Prosecutors were convinced that Morgan Mengel wanted her husband dead and was just as guilty as her 22-year-old lover was for his murder. But after Stephen Shappell was convicted of first-degree murder for killing her husband in one of the Philadelphia area’s most sensationalistic murder cases, the judge declared a mistrial before a jury could decide Mengel’s fate last year. Then prosecutors found something so damaging to Mengel’s case that she could only plead guilty to her part in the murder of her husband. They discovered hundreds of text messages that Mengel and Shappell had exchanged. Messages that showed not only that the two were romantically involved, but also detailed how the couple plotted Mengel’s husband’s death.
On the day of the murder, the text messages showed how Mengel, a 37-year-old mother of three, was intent on having her husband killed. She demanded constant updates about the murder from Shappell and, at one point, suggested that her young lover invent an excuse to stop by her and her husband’s house so he could kill him there.
The widely reported transcripts of the text messages were to the point, as Shappell described in exact detail how he planned to kill Mengel’s husband:
Morgan: Uh, U okay?
Shappell: Ya I’m fine just waiting to see if the Snapple works take ur time with the spak plugs
Morgan: He drinkin’ it?
Shappell: Ya kinda, really just waiting for him to bend over I have a shovel in my hand haha
Morgan: Nice babe.
However, the plot didn’t go as planned. The Snapple that Shappell laced with nicotine did not have a major effect on the husband. The idea was that the poison would incapacitate the husband at the office of the landscaping business that he owned and where Shappell was an employee. When the poison didn’t work, Shappell began hitting him with a shovel. He ended up using three shovels to bludgeon him to death, breaking all three. Shappell then drove the body in his truck to a location near his old high school where he buried the husband in a shallow grave.

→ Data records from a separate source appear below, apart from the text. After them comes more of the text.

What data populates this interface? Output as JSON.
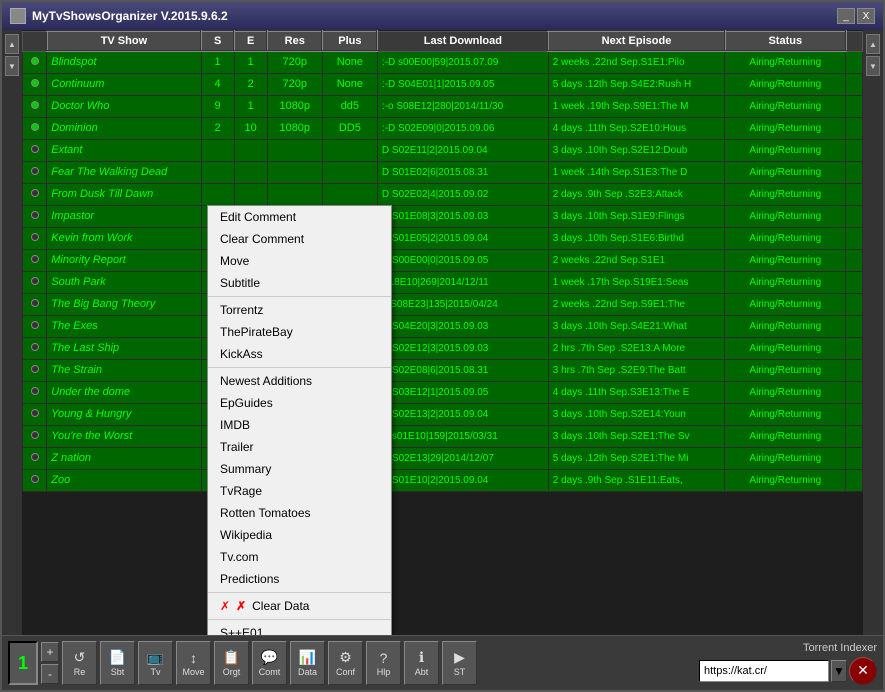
{
  "window": {
    "title": "MyTvShowsOrganizer V.2015.9.6.2",
    "controls": [
      "_",
      "X"
    ]
  },
  "table": {
    "columns": [
      "",
      "TV Show",
      "S",
      "E",
      "Res",
      "Plus",
      "Last Download",
      "Next Episode",
      "Status",
      ""
    ],
    "rows": [
      {
        "indicator": "",
        "show": "Blindspot",
        "s": "1",
        "e": "1",
        "res": "720p",
        "plus": "None",
        "last": ":-D s00E00|59|2015.07.09",
        "next": "2 weeks .22nd Sep.S1E1:Pilo",
        "status": "Airing/Returning"
      },
      {
        "indicator": "",
        "show": "Continuum",
        "s": "4",
        "e": "2",
        "res": "720p",
        "plus": "None",
        "last": ":-D S04E01|1|2015.09.05",
        "next": "5 days .12th Sep.S4E2:Rush H",
        "status": "Airing/Returning"
      },
      {
        "indicator": "",
        "show": "Doctor Who",
        "s": "9",
        "e": "1",
        "res": "1080p",
        "plus": "dd5",
        "last": ":-o S08E12|280|2014/11/30",
        "next": "1 week .19th Sep.S9E1:The M",
        "status": "Airing/Returning"
      },
      {
        "indicator": "",
        "show": "Dominion",
        "s": "2",
        "e": "10",
        "res": "1080p",
        "plus": "DD5",
        "last": ":-D S02E09|0|2015.09.06",
        "next": "4 days .11th Sep.S2E10:Hous",
        "status": "Airing/Returning"
      },
      {
        "indicator": "",
        "show": "Extant",
        "s": "",
        "e": "",
        "res": "",
        "plus": "",
        "last": "D S02E11|2|2015.09.04",
        "next": "3 days .10th Sep.S2E12:Doub",
        "status": "Airing/Returning"
      },
      {
        "indicator": "",
        "show": "Fear The Walking Dead",
        "s": "",
        "e": "",
        "res": "",
        "plus": "",
        "last": "D S01E02|6|2015.08.31",
        "next": "1 week .14th Sep.S1E3:The D",
        "status": "Airing/Returning"
      },
      {
        "indicator": "",
        "show": "From Dusk Till Dawn",
        "s": "",
        "e": "",
        "res": "",
        "plus": "",
        "last": "D S02E02|4|2015.09.02",
        "next": "2 days .9th Sep .S2E3:Attack",
        "status": "Airing/Returning"
      },
      {
        "indicator": "",
        "show": "Impastor",
        "s": "",
        "e": "",
        "res": "",
        "plus": "",
        "last": "D S01E08|3|2015.09.03",
        "next": "3 days .10th Sep.S1E9:Flings",
        "status": "Airing/Returning"
      },
      {
        "indicator": "",
        "show": "Kevin from Work",
        "s": "",
        "e": "",
        "res": "",
        "plus": "",
        "last": "D S01E05|2|2015.09.04",
        "next": "3 days .10th Sep.S1E6:Birthd",
        "status": "Airing/Returning"
      },
      {
        "indicator": "",
        "show": "Minority Report",
        "s": "",
        "e": "",
        "res": "",
        "plus": "",
        "last": "D S00E00|0|2015.09.05",
        "next": "2 weeks .22nd Sep.S1E1",
        "status": "Airing/Returning"
      },
      {
        "indicator": "",
        "show": "South Park",
        "s": "",
        "e": "",
        "res": "",
        "plus": "",
        "last": "S18E10|269|2014/12/11",
        "next": "1 week .17th Sep.S19E1:Seas",
        "status": "Airing/Returning"
      },
      {
        "indicator": "",
        "show": "The Big Bang Theory",
        "s": "",
        "e": "",
        "res": "",
        "plus": "",
        "last": "o S08E23|135|2015/04/24",
        "next": "2 weeks .22nd Sep.S9E1:The",
        "status": "Airing/Returning"
      },
      {
        "indicator": "",
        "show": "The Exes",
        "s": "",
        "e": "",
        "res": "",
        "plus": "",
        "last": "D S04E20|3|2015.09.03",
        "next": "3 days .10th Sep.S4E21:What",
        "status": "Airing/Returning"
      },
      {
        "indicator": "",
        "show": "The Last Ship",
        "s": "",
        "e": "",
        "res": "",
        "plus": "",
        "last": "D S02E12|3|2015.09.03",
        "next": "2 hrs .7th Sep .S2E13:A More",
        "status": "Airing/Returning"
      },
      {
        "indicator": "",
        "show": "The Strain",
        "s": "",
        "e": "",
        "res": "",
        "plus": "",
        "last": "D S02E08|6|2015.08.31",
        "next": "3 hrs .7th Sep .S2E9:The Batt",
        "status": "Airing/Returning"
      },
      {
        "indicator": "",
        "show": "Under the dome",
        "s": "",
        "e": "",
        "res": "",
        "plus": "",
        "last": "D S03E12|1|2015.09.05",
        "next": "4 days .11th Sep.S3E13:The E",
        "status": "Airing/Returning"
      },
      {
        "indicator": "",
        "show": "Young & Hungry",
        "s": "",
        "e": "",
        "res": "",
        "plus": "",
        "last": "D S02E13|2|2015.09.04",
        "next": "3 days .10th Sep.S2E14:Youn",
        "status": "Airing/Returning"
      },
      {
        "indicator": "",
        "show": "You're the Worst",
        "s": "",
        "e": "",
        "res": "",
        "plus": "",
        "last": "D s01E10|159|2015/03/31",
        "next": "3 days .10th Sep.S2E1:The Sv",
        "status": "Airing/Returning"
      },
      {
        "indicator": "",
        "show": "Z nation",
        "s": "",
        "e": "",
        "res": "",
        "plus": "",
        "last": "D S02E13|29|2014/12/07",
        "next": "5 days .12th Sep.S2E1:The Mi",
        "status": "Airing/Returning"
      },
      {
        "indicator": "",
        "show": "Zoo",
        "s": "",
        "e": "",
        "res": "",
        "plus": "",
        "last": "D S01E10|2|2015.09.04",
        "next": "2 days .9th Sep .S1E11:Eats,",
        "status": "Airing/Returning"
      }
    ]
  },
  "context_menu": {
    "items": [
      {
        "label": "Edit Comment",
        "type": "item"
      },
      {
        "label": "Clear Comment",
        "type": "item"
      },
      {
        "label": "Move",
        "type": "item"
      },
      {
        "label": "Subtitle",
        "type": "item"
      },
      {
        "type": "separator"
      },
      {
        "label": "Torrentz",
        "type": "item"
      },
      {
        "label": "ThePirateBay",
        "type": "item"
      },
      {
        "label": "KickAss",
        "type": "item"
      },
      {
        "type": "separator"
      },
      {
        "label": "Newest Additions",
        "type": "item"
      },
      {
        "label": "EpGuides",
        "type": "item"
      },
      {
        "label": "IMDB",
        "type": "item"
      },
      {
        "label": "Trailer",
        "type": "item"
      },
      {
        "label": "Summary",
        "type": "item"
      },
      {
        "label": "TvRage",
        "type": "item"
      },
      {
        "label": "Rotten Tomatoes",
        "type": "item"
      },
      {
        "label": "Wikipedia",
        "type": "item"
      },
      {
        "label": "Tv.com",
        "type": "item"
      },
      {
        "label": "Predictions",
        "type": "item"
      },
      {
        "type": "separator"
      },
      {
        "label": "Clear Data",
        "type": "item-icon"
      },
      {
        "type": "separator"
      },
      {
        "label": "S++E01",
        "type": "item"
      }
    ]
  },
  "toolbar": {
    "page_num": "1",
    "plus_label": "+",
    "minus_label": "-",
    "buttons": [
      {
        "label": "Re",
        "icon": "↺"
      },
      {
        "label": "Sbt",
        "icon": "📄"
      },
      {
        "label": "Tv",
        "icon": "📺"
      },
      {
        "label": "Move",
        "icon": "↕"
      },
      {
        "label": "Orgt",
        "icon": "📋"
      },
      {
        "label": "Comt",
        "icon": "💬"
      },
      {
        "label": "Data",
        "icon": "📊"
      },
      {
        "label": "Conf",
        "icon": "⚙"
      },
      {
        "label": "Hlp",
        "icon": "?"
      },
      {
        "label": "Abt",
        "icon": "ℹ"
      },
      {
        "label": "ST",
        "icon": "▶"
      }
    ],
    "torrent_label": "Torrent Indexer",
    "torrent_url": "https://kat.cr/"
  },
  "colors": {
    "green_bg": "#006600",
    "green_text": "#00ff00",
    "dark_bg": "#1e1e1e",
    "header_bg": "#3a3a3a"
  }
}
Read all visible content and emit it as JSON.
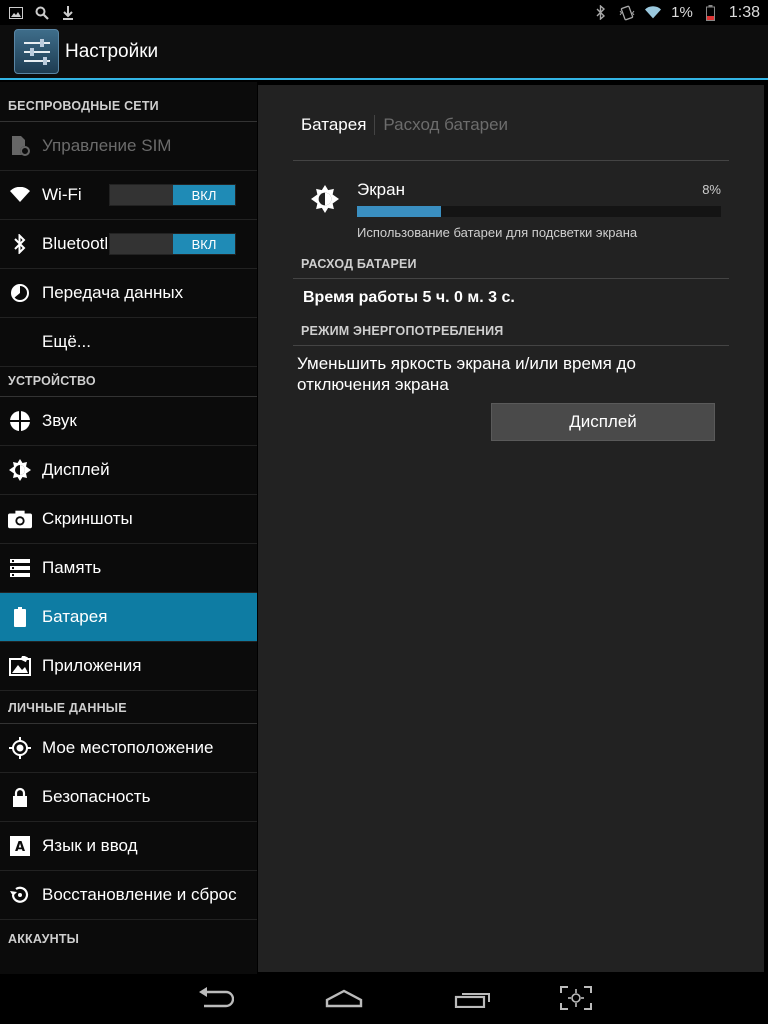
{
  "status_bar": {
    "battery_percent": "1%",
    "time": "1:38",
    "left_icons": [
      "gallery-icon",
      "search-icon",
      "download-icon"
    ],
    "right_icons": [
      "bluetooth-icon",
      "vibrate-icon",
      "wifi-icon",
      "battery-icon"
    ]
  },
  "action_bar": {
    "title": "Настройки"
  },
  "sidebar": {
    "sections": [
      {
        "header": "БЕСПРОВОДНЫЕ СЕТИ",
        "items": [
          {
            "label": "Управление SIM",
            "icon": "sim-settings-icon",
            "disabled": true
          },
          {
            "label": "Wi-Fi",
            "icon": "wifi-icon",
            "toggle": "ВКЛ"
          },
          {
            "label": "Bluetooth",
            "icon": "bluetooth-icon",
            "toggle": "ВКЛ"
          },
          {
            "label": "Передача данных",
            "icon": "data-usage-icon"
          },
          {
            "label": "Ещё...",
            "icon": ""
          }
        ]
      },
      {
        "header": "УСТРОЙСТВО",
        "items": [
          {
            "label": "Звук",
            "icon": "sound-icon"
          },
          {
            "label": "Дисплей",
            "icon": "display-icon"
          },
          {
            "label": "Скриншоты",
            "icon": "camera-icon"
          },
          {
            "label": "Память",
            "icon": "storage-icon"
          },
          {
            "label": "Батарея",
            "icon": "battery-icon",
            "selected": true
          },
          {
            "label": "Приложения",
            "icon": "apps-icon"
          }
        ]
      },
      {
        "header": "ЛИЧНЫЕ ДАННЫЕ",
        "items": [
          {
            "label": "Мое местоположение",
            "icon": "location-icon"
          },
          {
            "label": "Безопасность",
            "icon": "lock-icon"
          },
          {
            "label": "Язык и ввод",
            "icon": "language-icon"
          },
          {
            "label": "Восстановление и сброс",
            "icon": "restore-icon"
          }
        ]
      },
      {
        "header": "АККАУНТЫ",
        "items": []
      }
    ]
  },
  "detail": {
    "breadcrumb_active": "Батарея",
    "breadcrumb_inactive": "Расход батареи",
    "screen": {
      "title": "Экран",
      "percent": "8%",
      "usage_fraction": 0.23,
      "subtitle": "Использование батареи для подсветки экрана"
    },
    "battery_usage_header": "РАСХОД БАТАРЕИ",
    "uptime": "Время работы 5 ч. 0 м. 3 с.",
    "power_mode_header": "РЕЖИМ ЭНЕРГОПОТРЕБЛЕНИЯ",
    "power_text": "Уменьшить яркость экрана и/или время до отключения экрана",
    "display_button": "Дисплей"
  },
  "nav_bar": {
    "buttons": [
      "back-icon",
      "home-icon",
      "recents-icon",
      "screenshot-icon"
    ]
  },
  "colors": {
    "accent": "#33b5e5",
    "selected_item": "#0e7ca3",
    "toggle_on": "#1f8bb6",
    "progress": "#3a8fc1"
  }
}
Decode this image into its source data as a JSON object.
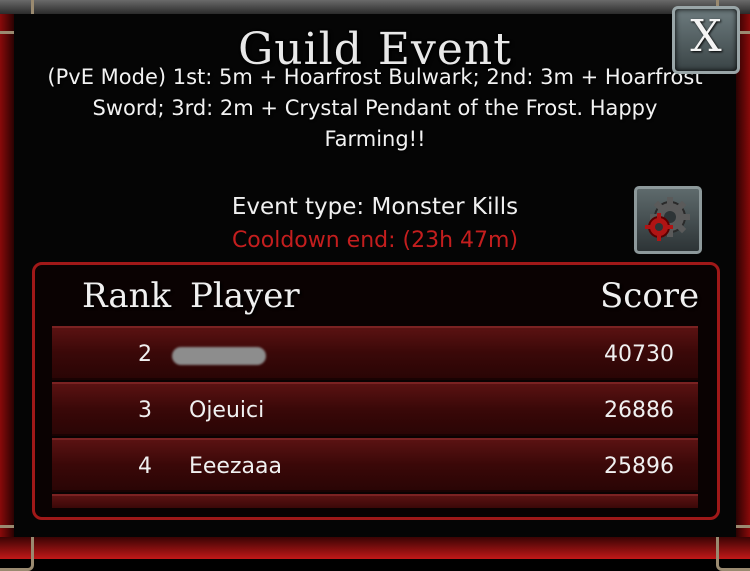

After the husband was dead, Mengel went to great lengths to mislead police who were investigating his disappearance by assuming her husband’s identity, according to Philly.com. She used his phone to send texts to reassure those worried about him that everything was okay as she attempted to trick them into thinking that the messages were from her husband. She hacked her husband’s Facebook account and posted “wants to be left alone” as his status, Philly.com reported.
When police officers contacted her, she said that her husband needed to spend time alone and showed them messages that she said her husband had sent her. They eventually insisted that they would have to begin investigating his disappearance as a missing person. At that point Mengel stalled for more time, insisting that she would contact her husband and that he would get in touch with them. She even contacted police to report that her husband’s family was harassing her with questions about his whereabouts.
The police caught on that something was not right. During the days that followed, investigators found the shovels with traces of blood on them, and eventually, the husband’s body where it had been dumped near the high school. They found a witness who saw Shappell leaving the Mengel residence a few days after the murder.
Another witness reported that Mengel had solicited others to kill her husband before she convinced her lover to commit the crime. She once complained that she could not afford to pay a hit man to do the job.
After they were both arrested, Shappell eventually accepted a plea bargain and was given a 40-to-80-year sentence for murder. As part of his plea agreement, he agreed to testify against his former lover and help in the investigation
Prosecutors were confident that they could get a conviction during Mengel’s trial, but the presiding judge held that the jury was tainted by an investigating officer’s testimony. The officer told the court that Mengel’s father had told him that his daughter could be “despicable,” which the judge rules was inadmissible as evidence. Since the jury could not be expected to disregard the disparaging remark, the judge declared a mistrial.
The mistrial presented an obvious blow to prosecutors, who quickly set out to retry the case. After the discovery of the text messages between Mengel and Shappell were discovered, however, they did not even have to go to trial, and Mengel accepted a plea agreement.
Though prosecutors were happy to get the conviction, they continually expressed shock and dismay at Mengel’s behavior nonetheless. As reported in WPVI-TV/DT, the Chief Deputy District Attorney Patrick Carmody described how Mengel’s callousness and ruthlessness was responsible for a tragedy that ripped through the lives of several people, “This is one of the coldest, heartless crimes I’ve seen in my 30 years of being a prosecutor. Ms. Mengel washed her hands of her husband, her lover, and her children.”
Mengel is currently serving a life sentence without the possibility of parole.